This morning I came across an inviting link on Hacker News, Nondeterminism, part of the Teach Yourself Scheme in Fixnum Days. There are a number of chapters which help new comers to Scheme dig in and get a feel for the language. This chapter discusses McCarthy's amb operator, describes a rules based implementation, and offers several example applications.
amb takes zero or more expressions, and makes a nondeterministic (or "ambiguous'') choice among them, preferring those choices that cause the program to converge meaningfully.
What drew me to this topic is that a lack of predictability can be an advantage to solving certain types of problems. There are plenty of options for deterministic programming, but not nearly as many which implement fuzzy or unpredictable decision logic. What will a program do with a slightly malformed packet, or a combination of headers that appear to be JSON mixed with a markup language and include binary attachments? If a specific interface isn't detailed, we hope that it gracefully fails with an appropriate error message.
While browsing the post I was reminded of a fictional programming language I touched on briefly last year (Probe), and one of the goals for the language is an implicit interface selection system. A source of great complication with programming is delineating rules to cover all probable data and performance environments, ie handling the edge cases. Exhaustively going through an infinite library of perfectly matching formats is impractical to say the least. What would be helpful is an automated lookup system for machine readable specifications, a series of educated guesses based on pattern matching, and memory that persists between executions.
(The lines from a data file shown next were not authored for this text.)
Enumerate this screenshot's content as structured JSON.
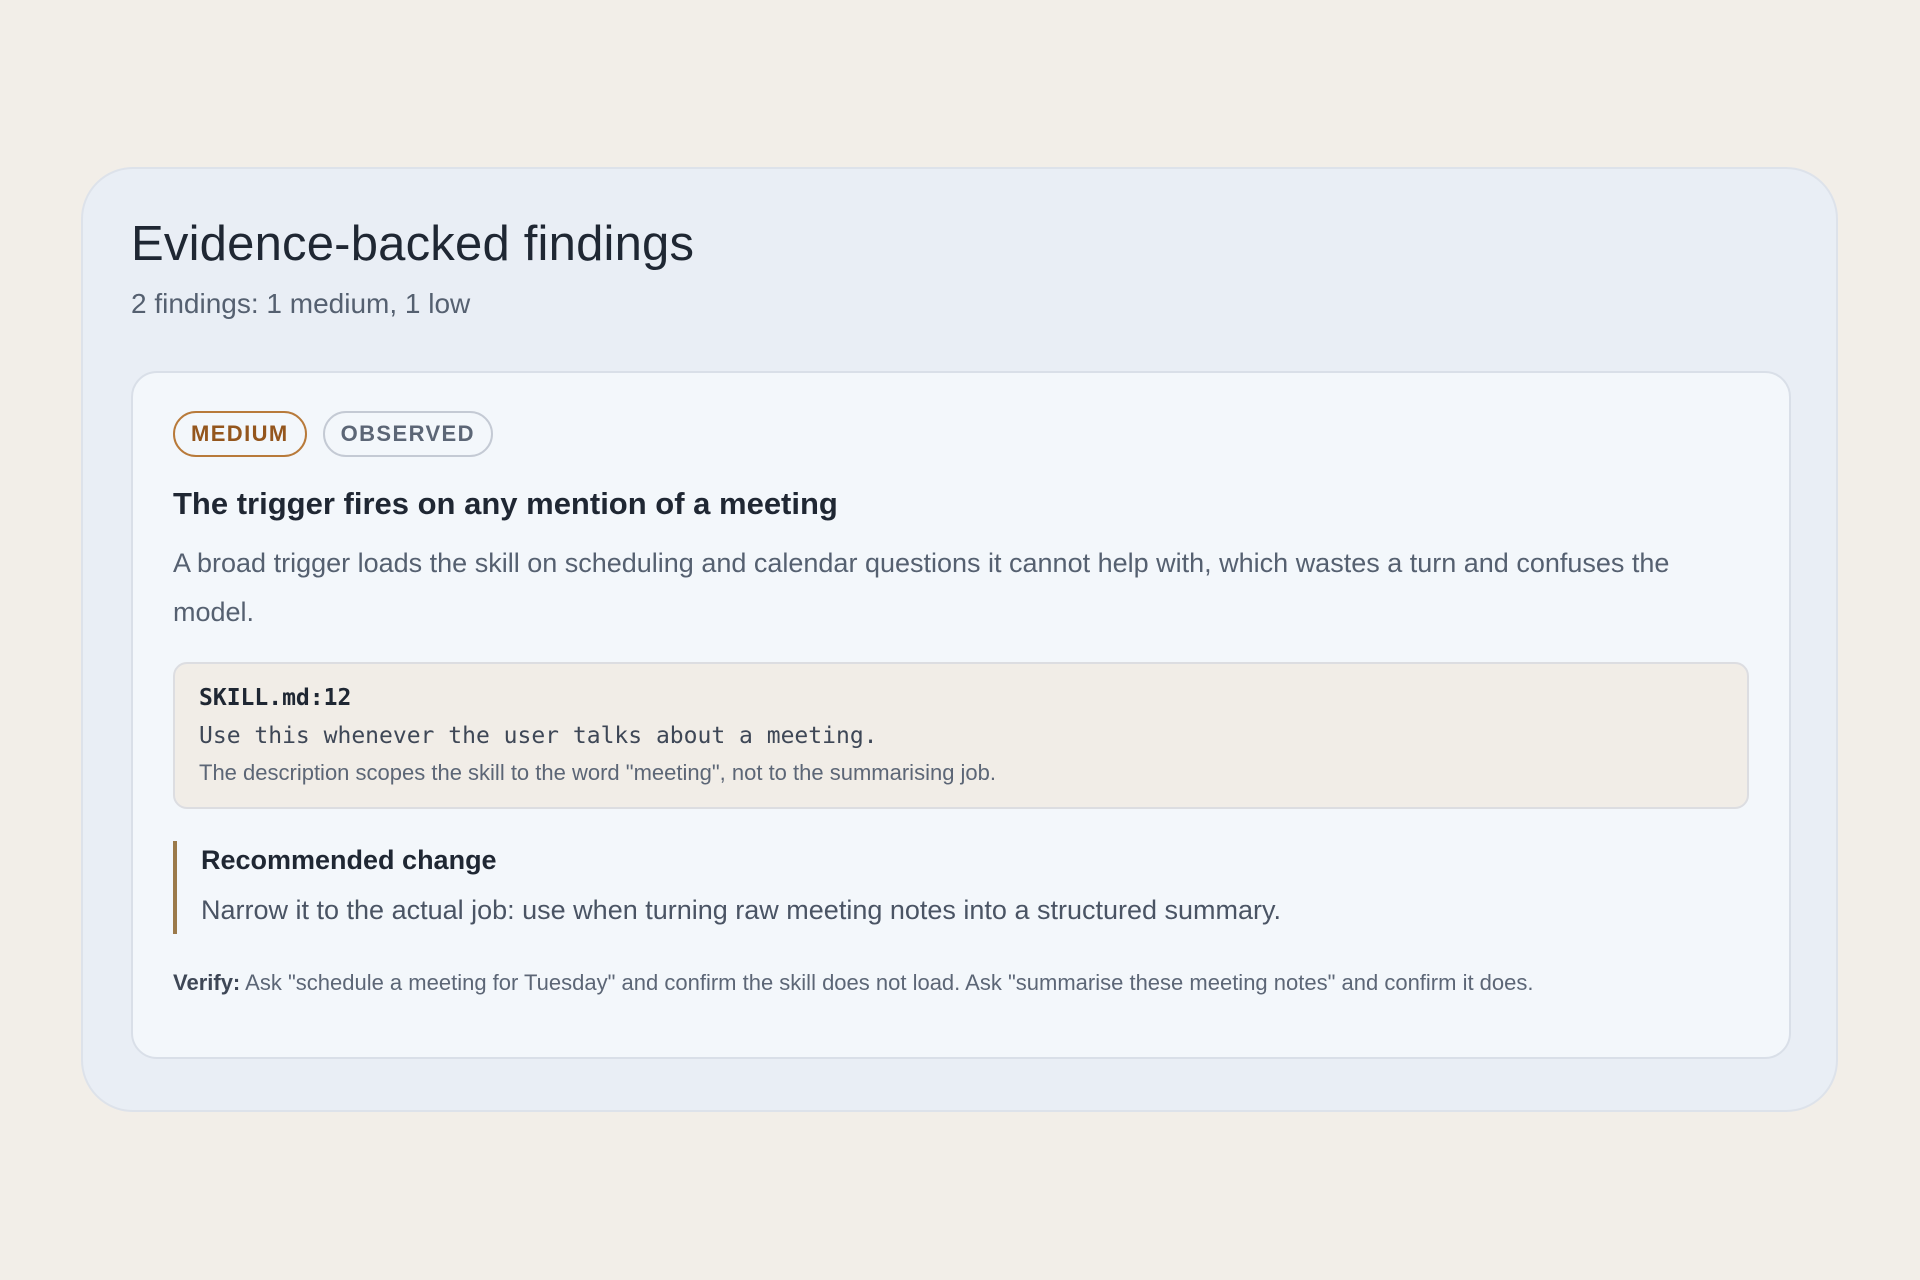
{
  "section": {
    "title": "Evidence-backed findings",
    "subtitle": "2 findings: 1 medium, 1 low"
  },
  "finding": {
    "badges": {
      "severity": "MEDIUM",
      "status": "OBSERVED"
    },
    "title": "The trigger fires on any mention of a meeting",
    "description": "A broad trigger loads the skill on scheduling and calendar questions it cannot help with, which wastes a turn and confuses the model.",
    "evidence": {
      "ref": "SKILL.md:12",
      "quote": "Use this whenever the user talks about a meeting.",
      "note": "The description scopes the skill to the word \"meeting\", not to the summarising job."
    },
    "recommendation": {
      "title": "Recommended change",
      "text": "Narrow it to the actual job: use when turning raw meeting notes into a structured summary."
    },
    "verify": {
      "label": "Verify:",
      "text": " Ask \"schedule a meeting for Tuesday\" and confirm the skill does not load. Ask \"summarise these meeting notes\" and confirm it does."
    }
  },
  "colors": {
    "page_background": "#f2eee8",
    "outer_card": "#e9eef5",
    "finding_card": "#f3f7fb",
    "evidence_box": "#f1ede7",
    "medium_accent": "#94561d",
    "recommend_bar": "#9b7a4a",
    "text_primary": "#1f2733",
    "text_secondary": "#556070"
  }
}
Can we better characterize data patterns so that a fast guessing engine could identify novel combinations of formats by recognizing tell tale signatures?
A follow up post to Probe:
Wonderful references for me to pour over later: